9. In the result, we concur in the decision of the learned Chief Justice and summarily reject the Letters Patent Appeal as also the writ petition. No orders on Civil Application No. 2999 of 1979.
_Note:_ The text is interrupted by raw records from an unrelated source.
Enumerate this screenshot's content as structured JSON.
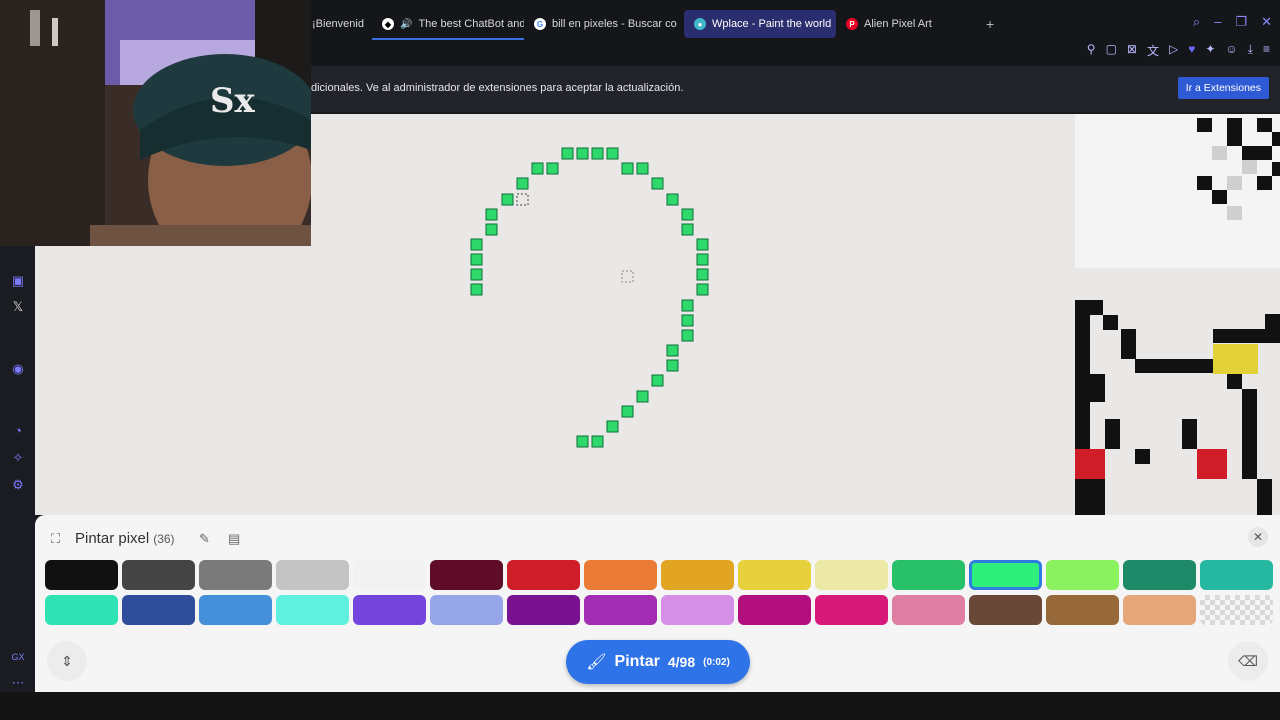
{
  "browser": {
    "tabs": [
      {
        "label": "¡Bienvenid",
        "icon": "tab-favicon",
        "color": "#444"
      },
      {
        "label": "The best ChatBot and",
        "icon": "chatbot-favicon",
        "color": "#ffffff"
      },
      {
        "label": "bill en pixeles - Buscar co",
        "icon": "google-favicon",
        "color": "#4285f4"
      },
      {
        "label": "Wplace - Paint the world",
        "icon": "wplace-favicon",
        "color": "#3fb5c9"
      },
      {
        "label": "Alien Pixel Art",
        "icon": "pinterest-favicon",
        "color": "#e60023"
      }
    ],
    "new_tab": "+"
  },
  "notification": {
    "text": "dicionales. Ve al administrador de extensiones para aceptar la actualización.",
    "button": "Ir a Extensiones"
  },
  "panel": {
    "title": "Pintar pixel",
    "count": "(36)",
    "close": "✕"
  },
  "palette": [
    [
      "#111111",
      "#444444",
      "#7a7a7a",
      "#c4c4c4",
      "#f2f2f2",
      "#5e0c28",
      "#d01d2a",
      "#e97b34",
      "#e2a423",
      "#e6d03c",
      "#ece9a6",
      "#29c06a",
      "#2fef7c",
      "#8bf25f",
      "#1f8a67",
      "#27b8a1"
    ],
    [
      "#2fe3b5",
      "#2f4d9a",
      "#4690d9",
      "#5ff0e0",
      "#7345dd",
      "#97a6e8",
      "#7a1191",
      "#a32db3",
      "#d58fe6",
      "#b30e7e",
      "#d8197a",
      "#df7ea3",
      "#6a4837",
      "#96683a",
      "#e5a77a",
      "checker"
    ]
  ],
  "selected_color": "#2fef7c",
  "paint_button": {
    "label": "Pintar",
    "count": "4/98",
    "timer": "(0:02)"
  },
  "colors": {
    "accent": "#2e73e8",
    "placed_pixel": "#2fd86a",
    "canvas": "#e9e8e6"
  }
}
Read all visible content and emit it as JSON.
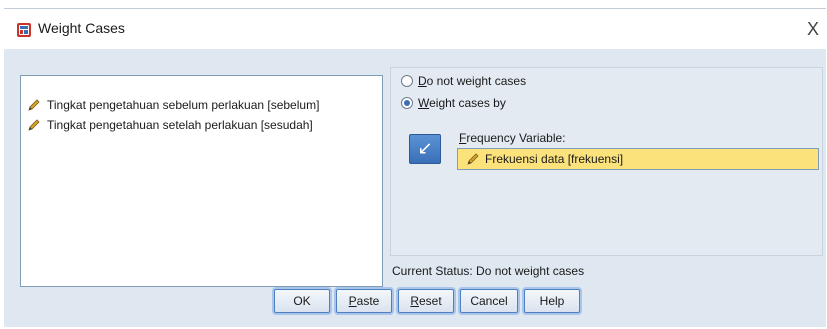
{
  "window": {
    "title": "Weight Cases",
    "close_glyph": "X"
  },
  "variables": [
    {
      "label": "Tingkat pengetahuan sebelum perlakuan [sebelum]",
      "icon": "pencil-icon"
    },
    {
      "label": "Tingkat pengetahuan setelah perlakuan [sesudah]",
      "icon": "pencil-icon"
    }
  ],
  "options": {
    "do_not_weight": {
      "first": "D",
      "rest": "o not weight cases",
      "selected": false
    },
    "weight_by": {
      "first": "W",
      "rest": "eight cases by",
      "selected": true
    }
  },
  "frequency": {
    "label_first": "F",
    "label_rest": "requency Variable:",
    "value": "Frekuensi data [frekuensi]",
    "move_arrow": "↙"
  },
  "status": {
    "text": "Current Status: Do not weight cases"
  },
  "buttons": {
    "ok": "OK",
    "paste_first": "P",
    "paste_rest": "aste",
    "reset_first": "R",
    "reset_rest": "eset",
    "cancel": "Cancel",
    "help": "Help"
  },
  "colors": {
    "field_highlight": "#fbe27a",
    "accent": "#3a6fb8",
    "dialog_bg": "#dfe8f1"
  }
}
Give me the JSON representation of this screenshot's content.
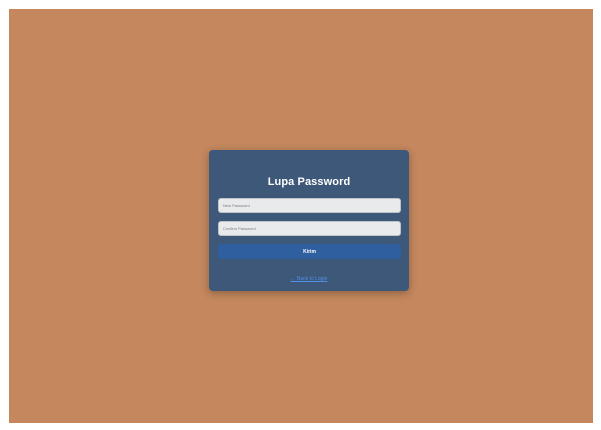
{
  "form": {
    "title": "Lupa Password",
    "new_password_placeholder": "New Password",
    "confirm_password_placeholder": "Confirm Password",
    "submit_label": "Kirim",
    "back_link": "← Back to Login"
  },
  "colors": {
    "page_background": "#c4875e",
    "card_background": "#3d5878",
    "button_background": "#2f5f9f",
    "link": "#4f8fe6"
  }
}
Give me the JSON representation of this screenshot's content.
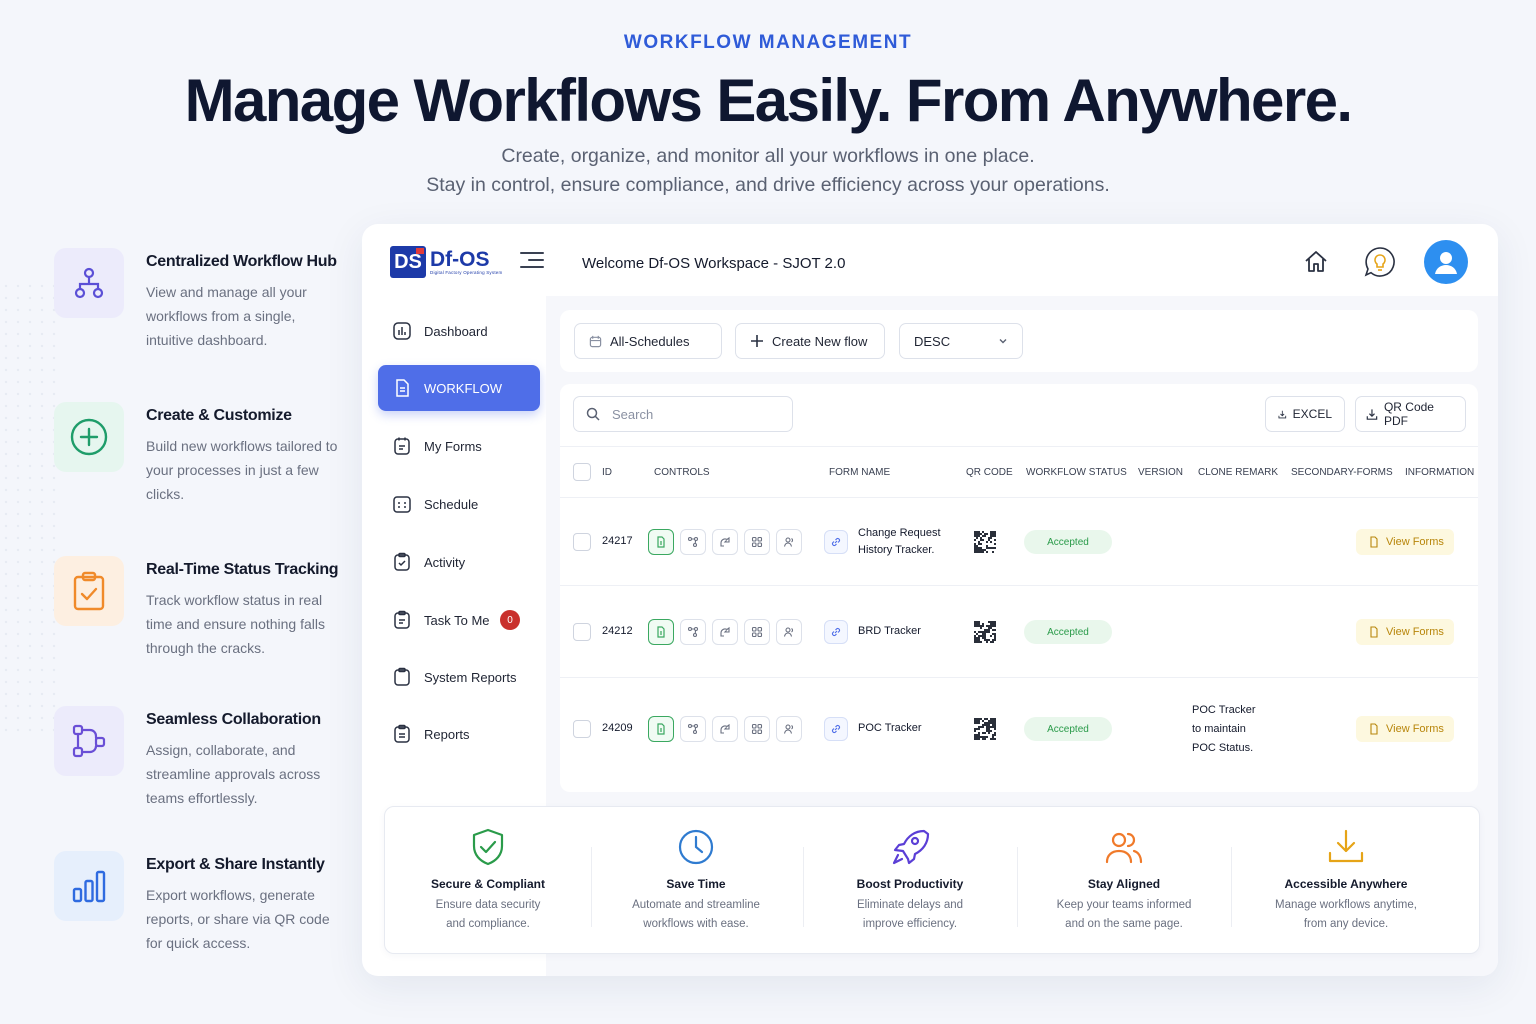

10. In view of the fact that as a result of these proceedings the lease granted in favour of the appellants will forthwith come to an end, some complications are likely to arise. It will be for the petitioner-Panchayat to decide as to how it has to act in accordance with law in order to implement the decision of the revisional authority. The petitioner-Panchayat will legitimately take some time in order to reach such decision. It has been averred in the writ petition filed by the petitioner-Panchayat that it has no agency for collection of octroi. The result would be that though octroi has been levied, it may not be possible to collect the same, once the appellants are ousted forthwith. This would result in loss of public revenue and evasion of tax. Such a situation cannot be allowed to prevail. Under such circumstances, we are of the view that till the petitioner-Panchayat takes decision of the revisional authority, the appellants should be allowed to function in accordance with the terms of their contract purely as and by way of a temporary and stop-gap arrangement. The petitioner-Panchayat will take the necessary action within a period of one month from today and the order made herein continuing the arrangement in favour of the appellants will automatically terminate upon the expiry of the period of one month from today. We also wish to make it clear that the claims, if any, of the appellants qua the petitioner-Panchayat as a result of the ultimate outcome of these proceedings and vice-versa, being not the subject matter of the writ petition of the Panchayat and the writ petition out of which the Letters Patent Appeal arose, must not be taken to have been decided herein.